WASHINGTON USA -- The Permanent Council of the Organization of American States (OAS) on Friday received the prime minister of Grenada, Keith Mitchell, in a protocolary meeting in which he who spoke about his country’s efforts to strengthen its economy and promote an agenda for recovery, growth and transformation.
Prime Minister of Grenada, Keith Mitchell. OAS photo
Mitchell was welcomed by the OAS secretary general, José Miguel Insulza, the chair of the Permanent Council, Ambassador Walter Alban, and the OAS assistant secretary general, Albert Ramdin.
Mitchell, who is visiting Washington as part of the annual meeting of the International Monetary Fund and the World Bank, said that in the nearly 40 years since his country became independent, important lessons have been learned.
“During the darkest hours it was not enough for us to focus only on our challenges, we needed to also focus on the opportunities. Hope is an immeasurable source of energy that can help convene people, forge consensus and deal with the challenges of the day while seizing opportunities for a better tomorrow,” he said.
With respect to the challenges, the prime minister of Grenada mentioned the initiatives undertaken to rebuild the country, to promote a clean and green economy disconnected from energy production monopolies, and to promote a health and wellness industry based on education. He also spoke of efforts to promote tourism, trade and agriculture in Grenada and the idea of a constitutional reform with the support and assistance of regional partners such as the OAS.
In analyzing the renewal agenda, Mitchell alluded to the transformation of the OAS and the importance of considering the new communication technologies and social media that have transformed security, democracy and human rights, and placed special emphasis on the need to provide opportunities for innovation, competitiveness and investment for new generations.
In his speech, the Grenada leader reiterated his country's active commitment to dialogue within the OAS, which is built around the idea of forging a "renewed and revitalized Organization."
"We do not believe that it is enough for this body to focus only on our fears, in defining a new OAS we must give hope to the youth, hope to the private sector and hope to governments like mine that are seeking a deeper engagement with the region and seeking new sources of competitiveness and growth," he said.
In his welcoming remarks, the OAS secretary general said the presence of the prime minister of Grenada at the OAS "is confirmation of your commitment to the Inter-American system and Grenada’s strong support for regional integration, a support that goes beyond the OAS and is reflected in the country’s activism and leadership within the Americas."
He also stressed the commitment of Mitchell to the promotion of science and technology innovation as tools for the advancement of the region’s development and his leadership in the formulation and development of the Caribbean Knowledge Learning Network.
“Grenada is a valued member of the OAS and a country with which we have had a long and close partnership. It was the first of the Organization of Eastern Caribbean States (OECS) countries to join the OAS in 1975 and also the first CARICOM country to host a Regular Meeting of our General Assembly in 1977. This partnership has grown and now successfully embraces activities and initiatives within the four main pillars of the OAS- democracy, development, security and human rights,” he said.

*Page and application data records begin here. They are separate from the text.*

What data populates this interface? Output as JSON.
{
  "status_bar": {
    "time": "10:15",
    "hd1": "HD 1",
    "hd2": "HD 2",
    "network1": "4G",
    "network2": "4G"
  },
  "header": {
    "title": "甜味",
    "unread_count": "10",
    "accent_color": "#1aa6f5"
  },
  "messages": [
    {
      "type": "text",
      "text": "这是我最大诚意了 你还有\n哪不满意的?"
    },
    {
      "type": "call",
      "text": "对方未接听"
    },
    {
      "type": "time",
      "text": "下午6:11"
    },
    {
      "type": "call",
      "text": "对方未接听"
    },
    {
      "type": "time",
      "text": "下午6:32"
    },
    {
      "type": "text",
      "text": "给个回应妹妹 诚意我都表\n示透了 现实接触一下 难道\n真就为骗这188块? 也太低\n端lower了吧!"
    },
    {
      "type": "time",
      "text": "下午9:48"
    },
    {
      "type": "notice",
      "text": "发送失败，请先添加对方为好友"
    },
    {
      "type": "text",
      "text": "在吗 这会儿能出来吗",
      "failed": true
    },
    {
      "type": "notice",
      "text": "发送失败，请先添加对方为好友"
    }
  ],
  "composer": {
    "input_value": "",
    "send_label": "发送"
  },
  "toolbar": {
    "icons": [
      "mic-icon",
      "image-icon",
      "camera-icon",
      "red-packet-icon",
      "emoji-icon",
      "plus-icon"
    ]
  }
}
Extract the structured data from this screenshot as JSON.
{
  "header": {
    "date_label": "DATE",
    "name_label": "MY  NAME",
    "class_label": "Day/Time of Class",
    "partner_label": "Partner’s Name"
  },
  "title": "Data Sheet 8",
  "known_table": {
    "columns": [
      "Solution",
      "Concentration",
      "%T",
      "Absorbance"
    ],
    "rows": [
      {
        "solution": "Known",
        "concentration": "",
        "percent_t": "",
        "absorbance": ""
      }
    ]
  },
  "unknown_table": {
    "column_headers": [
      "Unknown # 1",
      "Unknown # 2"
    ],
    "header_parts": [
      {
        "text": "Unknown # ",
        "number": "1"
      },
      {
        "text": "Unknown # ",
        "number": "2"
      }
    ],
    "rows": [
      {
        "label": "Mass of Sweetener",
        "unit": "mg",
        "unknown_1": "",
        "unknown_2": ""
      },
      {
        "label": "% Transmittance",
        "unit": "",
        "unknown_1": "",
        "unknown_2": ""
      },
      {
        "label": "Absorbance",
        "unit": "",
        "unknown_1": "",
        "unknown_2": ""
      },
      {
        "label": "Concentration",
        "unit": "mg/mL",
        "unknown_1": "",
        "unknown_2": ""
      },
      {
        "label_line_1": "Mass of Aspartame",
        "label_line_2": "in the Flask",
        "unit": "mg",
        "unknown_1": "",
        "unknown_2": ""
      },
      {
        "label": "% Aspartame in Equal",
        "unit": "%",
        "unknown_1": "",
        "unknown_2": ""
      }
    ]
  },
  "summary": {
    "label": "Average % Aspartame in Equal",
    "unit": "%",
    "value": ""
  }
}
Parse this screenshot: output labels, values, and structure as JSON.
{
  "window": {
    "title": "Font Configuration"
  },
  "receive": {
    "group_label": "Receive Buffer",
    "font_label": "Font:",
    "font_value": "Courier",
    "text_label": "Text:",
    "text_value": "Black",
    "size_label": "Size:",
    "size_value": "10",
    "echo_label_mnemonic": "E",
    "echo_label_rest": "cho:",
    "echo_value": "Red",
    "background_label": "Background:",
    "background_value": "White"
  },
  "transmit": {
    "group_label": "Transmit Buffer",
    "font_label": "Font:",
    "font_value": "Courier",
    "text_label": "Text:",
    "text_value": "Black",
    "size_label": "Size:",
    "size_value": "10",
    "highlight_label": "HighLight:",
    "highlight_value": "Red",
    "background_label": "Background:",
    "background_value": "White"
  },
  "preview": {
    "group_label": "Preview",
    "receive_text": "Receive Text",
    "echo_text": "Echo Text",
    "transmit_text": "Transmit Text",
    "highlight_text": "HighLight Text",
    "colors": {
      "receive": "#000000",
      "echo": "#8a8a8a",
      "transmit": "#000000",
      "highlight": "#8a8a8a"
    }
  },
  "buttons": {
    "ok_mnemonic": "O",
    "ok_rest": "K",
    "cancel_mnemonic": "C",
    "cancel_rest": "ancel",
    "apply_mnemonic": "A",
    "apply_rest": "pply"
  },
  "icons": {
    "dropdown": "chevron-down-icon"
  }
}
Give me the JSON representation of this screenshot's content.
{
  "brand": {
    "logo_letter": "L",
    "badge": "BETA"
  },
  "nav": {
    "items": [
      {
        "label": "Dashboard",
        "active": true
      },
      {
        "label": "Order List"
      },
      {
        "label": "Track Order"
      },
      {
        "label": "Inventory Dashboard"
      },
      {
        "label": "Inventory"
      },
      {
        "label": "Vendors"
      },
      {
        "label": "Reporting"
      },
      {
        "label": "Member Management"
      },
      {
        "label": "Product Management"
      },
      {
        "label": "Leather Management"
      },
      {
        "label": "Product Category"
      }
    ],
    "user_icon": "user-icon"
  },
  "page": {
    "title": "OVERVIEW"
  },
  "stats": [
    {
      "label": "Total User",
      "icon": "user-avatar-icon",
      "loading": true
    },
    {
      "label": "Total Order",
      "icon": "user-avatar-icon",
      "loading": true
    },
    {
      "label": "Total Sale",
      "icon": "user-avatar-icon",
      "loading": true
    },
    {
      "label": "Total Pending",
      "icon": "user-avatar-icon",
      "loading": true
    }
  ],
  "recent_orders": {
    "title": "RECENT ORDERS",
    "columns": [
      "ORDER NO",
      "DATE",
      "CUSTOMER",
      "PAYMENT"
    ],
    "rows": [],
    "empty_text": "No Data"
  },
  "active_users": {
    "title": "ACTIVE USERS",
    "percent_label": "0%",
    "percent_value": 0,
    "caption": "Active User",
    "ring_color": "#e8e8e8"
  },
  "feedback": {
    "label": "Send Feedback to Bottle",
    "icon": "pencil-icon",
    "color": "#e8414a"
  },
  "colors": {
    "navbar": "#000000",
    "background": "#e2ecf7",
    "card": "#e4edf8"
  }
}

The leader of the hemispheric Organization recalled that the OAS has supported the government of Grenada in the strengthening its electoral institutions and processes, with Electoral Observation Missions dating back to 1984, and also mentioned initiatives related to trade, tourism, sustainable development and security.
“Our work to modernize the country’s civil registry system has been successful, with 100 per cent of birth records now digitized,” he said, and added that he expected this progress “would help strengthen governance, especially the delivery of services to citizens.”
Insulza recognized the many challenges that Grenada has faced in recent years, including the devastating effects of Hurricane Ivan in 2004 and the impact of the recent global economic recession. In this regard he highlighted the leadership of Mitchell in the efforts to rebuild the country, as well as the determination and commitment of the governments and people of Grenada.
“I want to assure you that the OAS will continue to accompany Grenada as it seeks solutions to these and other problems,” he said, and cited as an example the regional conference on debt management in the Caribbean that will be organized jointly by the OAS, the government of Grenada and the Bertelsmann Foundation in November.
The chair of the Permanent Council and Representative of Peru to the OAS, Ambassador Walter Alban, introduced Mitchell, alluding to his "enviable and long trajectory" in the service of his country and his people.
"You represent a country in which the different cultures are the most important component of its human potential. The condition of a pluralistic and harmonious culture of your country enriches the gathering of the member states, and the considerations and deliberations of this Organization," he concluded.